On the contrary, New Zealand came out with an aggressive intent. When in India, do what the Indians do. They fielded three spinners, only to be surprised to find just two frontline spinners in the Indian camp (Ravichandran Ashwin and Ravindra Jadeja are capable enough of  hunting in a pair and getting those 20 wickets on their day, but that is a different matter and moreover, ‘on their day’ is the operative term here). So should Kohli have played Amit Mishra ahead of Rohit Sharma, who gifted his wicket away once again in a baffling manner? The answer is probably yes. Given the way the Kanpur pitch is wearing, there will be vicious turn from day Three, and India have possibly missed a trick here.

So, where Kohli got it wrong was in playing Rohit ahead of Mishra and chucking his five-bowler theory.

But he did make some good choices while picking his XI. Sanity prevailed and Shikhar Dhawan was left out from the XI. KL Rahul started as the first-choice opener and that was only apt, given his recent run of prolific scores across the formats. The Murali Vijay-Rahul opening combination looks best at the moment, with the former having temperament of a monk while the latter being the aggressor of the two.

Another interesting choice he made while selecting the XI was keeping out Bhuvneshwar Kumar and picking Umesh Yadav ahead of him. Many must have wondered what wrong Bhuvneshwar did do to lose his spot in the XI. He had taken a five-for against the West Indies in pretty unresponsive conditions in the third Test at Gros Islet and was instrumental in setting up an Indian win. He had a superb season for IPL champion Sunrisers Hyderabad (SRH). Was it not cruel to leave him out from the side despite some good performances? FULL CRICKET UPDATES: India Vs New Zealand, 1st Test 2016, Day 1

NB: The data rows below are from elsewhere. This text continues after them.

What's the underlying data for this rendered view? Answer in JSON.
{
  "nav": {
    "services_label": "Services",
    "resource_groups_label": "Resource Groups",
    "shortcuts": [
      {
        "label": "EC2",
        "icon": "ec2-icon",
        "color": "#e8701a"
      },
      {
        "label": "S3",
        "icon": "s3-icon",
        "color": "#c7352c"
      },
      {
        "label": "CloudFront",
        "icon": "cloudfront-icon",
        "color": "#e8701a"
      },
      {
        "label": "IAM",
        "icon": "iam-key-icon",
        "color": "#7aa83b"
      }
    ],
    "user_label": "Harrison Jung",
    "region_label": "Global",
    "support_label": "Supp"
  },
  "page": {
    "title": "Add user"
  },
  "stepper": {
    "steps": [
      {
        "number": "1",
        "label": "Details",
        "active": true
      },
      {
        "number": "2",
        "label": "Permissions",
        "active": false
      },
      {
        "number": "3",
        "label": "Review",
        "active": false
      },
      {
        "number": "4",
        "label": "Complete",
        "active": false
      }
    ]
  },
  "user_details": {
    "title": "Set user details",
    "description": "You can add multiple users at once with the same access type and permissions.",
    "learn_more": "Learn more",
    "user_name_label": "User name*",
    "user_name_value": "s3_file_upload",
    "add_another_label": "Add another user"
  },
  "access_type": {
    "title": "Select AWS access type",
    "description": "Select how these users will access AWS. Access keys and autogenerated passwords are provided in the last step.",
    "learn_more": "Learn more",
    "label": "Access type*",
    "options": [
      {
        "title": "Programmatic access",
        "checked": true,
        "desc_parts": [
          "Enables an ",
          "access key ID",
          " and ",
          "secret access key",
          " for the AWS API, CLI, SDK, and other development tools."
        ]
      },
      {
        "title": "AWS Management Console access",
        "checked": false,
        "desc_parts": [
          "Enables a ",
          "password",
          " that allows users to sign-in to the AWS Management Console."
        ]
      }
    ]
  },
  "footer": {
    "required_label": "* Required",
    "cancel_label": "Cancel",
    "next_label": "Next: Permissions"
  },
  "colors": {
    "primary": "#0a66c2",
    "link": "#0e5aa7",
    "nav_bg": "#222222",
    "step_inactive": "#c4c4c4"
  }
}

However, the decision Kohli made had a rationale. Over the course of his Test career, at home in particular, Bhuvneshwar has proven to be ineffective once the ball gets older. In the subcontinent, where reverse-swing plays a huge role, his low pace becomes a worrying factor.

The bulk of the wickets in India invariably go to the spinners. The only assistance pacers get on the flat decks is in the form of reverse-swing, which comes into picture when the ball gets old. The reverse-swing causes maximum damage when the bowler is operating at high pace.

Even the New Zealand coach Mike Hesson and skipper Kane Williamson had identified how important role reverse swing is going to play in India. “It [reverse-swing] is a huge component of playing cricket overseas,” Hesson had told reporters before leaving his country. “On surfaces that aren’t responsive in terms of seam movement and they are abrasive and they lose their shine very quickly, you need to find another way. Hence overseas teams are pretty keen to find ways to get the ball to reverse, obviously in a legitimate fashion.”

Two candidates from Team India squad fit the bill perfectly when it comes to be good exponents of this art — Mohammed Shami and Umesh. Both these bowlers have shown how good they can be reversing the old ball at a decent pace. Shami was a definite starter for the Test after Ishant Sharma was ruled out due to chikungunya, but there was a tussle between Bhuvneshwar and Umesh. Fans and experts hoped to see the former in the final XI based on his recent exploits.

But when the India playing XI was displayed on the television sets, it was Umesh who had pipped Bhuvneshwar. Along with Shami, Umesh will have a crucial role to play now. If Ashwin and Jadeja find it difficult to run through the Kiwi batsmen, these two will have to come into play and make the inroads using reverse swing.

This is where Kohli has got the combination right.

Overall, his idea of balancing the team composition has proved to be only half-right. But this verdict only applies for the time being. If Rohit makes it count in the second innings, if Mishra’s services are not required in the game provided Ashwin-Jadeja duo gets the job done, the scenario changes. But they are right when they say there is no place for ifs and buts in cricket.

(A self-confessed cricket freak, Chinmay Jawalekar is a senior writer with CricLife and CricketCountry. When not writing or following cricket, he loves to read, eat and sleep. He can be followed here @CricfreakTweets)